BEGIN Records for this task

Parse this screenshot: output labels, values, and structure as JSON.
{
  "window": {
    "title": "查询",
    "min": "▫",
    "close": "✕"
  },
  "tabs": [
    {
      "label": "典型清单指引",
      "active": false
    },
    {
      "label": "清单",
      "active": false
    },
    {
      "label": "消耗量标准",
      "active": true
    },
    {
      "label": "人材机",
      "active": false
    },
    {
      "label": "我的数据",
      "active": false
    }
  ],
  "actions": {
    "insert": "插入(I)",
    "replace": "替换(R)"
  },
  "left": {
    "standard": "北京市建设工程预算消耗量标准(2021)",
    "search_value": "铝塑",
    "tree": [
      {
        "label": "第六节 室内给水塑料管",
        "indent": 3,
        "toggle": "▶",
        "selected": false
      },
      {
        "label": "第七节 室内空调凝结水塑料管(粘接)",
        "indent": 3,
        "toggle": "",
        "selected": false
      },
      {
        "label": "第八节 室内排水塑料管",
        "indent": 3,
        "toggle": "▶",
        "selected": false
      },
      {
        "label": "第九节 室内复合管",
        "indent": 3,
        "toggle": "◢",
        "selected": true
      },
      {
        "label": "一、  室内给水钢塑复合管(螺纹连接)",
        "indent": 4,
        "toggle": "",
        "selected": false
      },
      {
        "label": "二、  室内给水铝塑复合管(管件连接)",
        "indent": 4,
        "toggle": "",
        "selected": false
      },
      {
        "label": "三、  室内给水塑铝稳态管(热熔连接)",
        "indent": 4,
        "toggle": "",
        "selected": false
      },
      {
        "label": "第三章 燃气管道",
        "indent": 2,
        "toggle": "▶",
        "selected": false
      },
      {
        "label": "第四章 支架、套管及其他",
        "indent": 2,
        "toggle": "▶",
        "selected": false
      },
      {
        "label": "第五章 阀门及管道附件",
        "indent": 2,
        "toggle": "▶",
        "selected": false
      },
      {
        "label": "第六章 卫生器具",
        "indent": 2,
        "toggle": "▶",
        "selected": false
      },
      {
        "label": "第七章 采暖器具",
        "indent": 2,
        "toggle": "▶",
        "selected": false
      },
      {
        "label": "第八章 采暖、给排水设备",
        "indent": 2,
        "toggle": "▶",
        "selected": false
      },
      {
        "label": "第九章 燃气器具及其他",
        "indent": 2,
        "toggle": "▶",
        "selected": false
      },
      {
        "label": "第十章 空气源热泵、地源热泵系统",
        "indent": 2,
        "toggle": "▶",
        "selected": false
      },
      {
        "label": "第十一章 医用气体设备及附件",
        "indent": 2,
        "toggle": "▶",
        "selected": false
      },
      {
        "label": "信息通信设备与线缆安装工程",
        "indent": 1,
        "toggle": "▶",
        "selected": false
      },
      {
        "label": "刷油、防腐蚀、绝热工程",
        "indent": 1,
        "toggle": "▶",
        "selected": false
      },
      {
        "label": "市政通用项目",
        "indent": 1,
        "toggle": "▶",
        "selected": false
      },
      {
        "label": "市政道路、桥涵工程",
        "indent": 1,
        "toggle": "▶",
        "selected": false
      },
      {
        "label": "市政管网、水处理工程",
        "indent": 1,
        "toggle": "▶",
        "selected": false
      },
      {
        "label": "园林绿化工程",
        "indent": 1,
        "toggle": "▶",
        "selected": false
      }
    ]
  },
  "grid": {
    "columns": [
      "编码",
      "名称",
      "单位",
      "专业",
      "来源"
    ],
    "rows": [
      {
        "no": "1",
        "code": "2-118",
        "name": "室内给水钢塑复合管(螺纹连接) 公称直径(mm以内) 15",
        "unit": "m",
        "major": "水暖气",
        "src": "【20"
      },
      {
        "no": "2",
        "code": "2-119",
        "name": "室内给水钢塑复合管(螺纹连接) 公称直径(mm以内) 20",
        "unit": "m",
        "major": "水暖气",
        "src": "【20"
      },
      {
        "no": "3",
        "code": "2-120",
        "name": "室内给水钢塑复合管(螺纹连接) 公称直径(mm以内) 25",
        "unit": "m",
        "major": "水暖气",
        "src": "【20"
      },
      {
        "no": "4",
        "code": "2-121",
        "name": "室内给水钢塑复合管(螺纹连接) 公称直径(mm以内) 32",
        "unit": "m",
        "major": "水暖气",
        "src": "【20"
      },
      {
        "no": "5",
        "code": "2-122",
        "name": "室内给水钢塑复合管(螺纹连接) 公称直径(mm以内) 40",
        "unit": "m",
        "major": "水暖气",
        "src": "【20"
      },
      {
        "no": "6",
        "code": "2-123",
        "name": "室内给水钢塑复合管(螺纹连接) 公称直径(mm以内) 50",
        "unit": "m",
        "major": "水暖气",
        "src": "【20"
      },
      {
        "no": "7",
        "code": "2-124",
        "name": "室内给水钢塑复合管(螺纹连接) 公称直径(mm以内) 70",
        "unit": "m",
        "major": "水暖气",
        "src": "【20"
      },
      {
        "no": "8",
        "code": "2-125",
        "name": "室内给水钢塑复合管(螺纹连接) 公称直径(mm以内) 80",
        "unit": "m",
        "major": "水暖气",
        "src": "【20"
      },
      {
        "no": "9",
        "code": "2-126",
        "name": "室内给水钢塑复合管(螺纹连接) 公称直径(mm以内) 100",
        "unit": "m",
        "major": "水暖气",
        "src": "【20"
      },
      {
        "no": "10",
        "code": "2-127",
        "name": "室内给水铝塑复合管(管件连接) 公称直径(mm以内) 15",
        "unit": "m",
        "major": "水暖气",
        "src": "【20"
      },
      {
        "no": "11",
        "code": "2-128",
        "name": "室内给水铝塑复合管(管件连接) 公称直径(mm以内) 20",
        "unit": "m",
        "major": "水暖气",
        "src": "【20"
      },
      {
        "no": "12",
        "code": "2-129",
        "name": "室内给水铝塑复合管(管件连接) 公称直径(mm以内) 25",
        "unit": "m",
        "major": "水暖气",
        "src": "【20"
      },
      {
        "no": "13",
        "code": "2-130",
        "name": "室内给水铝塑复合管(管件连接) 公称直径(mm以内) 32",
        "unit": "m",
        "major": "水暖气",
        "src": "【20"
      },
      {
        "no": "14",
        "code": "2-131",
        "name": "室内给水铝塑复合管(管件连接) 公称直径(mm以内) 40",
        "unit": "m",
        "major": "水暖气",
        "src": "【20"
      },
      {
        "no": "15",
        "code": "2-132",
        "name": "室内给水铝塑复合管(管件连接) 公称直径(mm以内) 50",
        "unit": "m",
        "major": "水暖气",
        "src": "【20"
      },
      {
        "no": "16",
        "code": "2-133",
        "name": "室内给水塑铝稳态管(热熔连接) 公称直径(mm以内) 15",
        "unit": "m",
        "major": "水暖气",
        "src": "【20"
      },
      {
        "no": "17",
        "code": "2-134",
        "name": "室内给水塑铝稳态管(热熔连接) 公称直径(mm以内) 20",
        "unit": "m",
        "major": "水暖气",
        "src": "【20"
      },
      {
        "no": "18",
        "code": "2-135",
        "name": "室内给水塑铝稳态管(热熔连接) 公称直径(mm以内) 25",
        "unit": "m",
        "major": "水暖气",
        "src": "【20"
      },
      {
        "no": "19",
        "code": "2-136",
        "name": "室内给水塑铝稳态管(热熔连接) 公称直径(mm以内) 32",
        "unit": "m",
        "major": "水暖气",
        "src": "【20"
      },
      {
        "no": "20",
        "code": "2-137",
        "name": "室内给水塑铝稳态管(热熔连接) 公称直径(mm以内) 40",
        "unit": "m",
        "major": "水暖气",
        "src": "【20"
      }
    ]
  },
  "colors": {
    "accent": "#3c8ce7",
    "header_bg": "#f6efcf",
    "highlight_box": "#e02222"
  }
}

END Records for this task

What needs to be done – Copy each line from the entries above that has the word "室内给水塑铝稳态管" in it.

Exercise answer –
        "label": "三、  室内给水塑铝稳态管(热熔连接)",
        "name": "室内给水塑铝稳态管(热熔连接) 公称直径(mm以内) 15",
        "name": "室内给水塑铝稳态管(热熔连接) 公称直径(mm以内) 20",
        "name": "室内给水塑铝稳态管(热熔连接) 公称直径(mm以内) 25",
        "name": "室内给水塑铝稳态管(热熔连接) 公称直径(mm以内) 32",
        "name": "室内给水塑铝稳态管(热熔连接) 公称直径(mm以内) 40",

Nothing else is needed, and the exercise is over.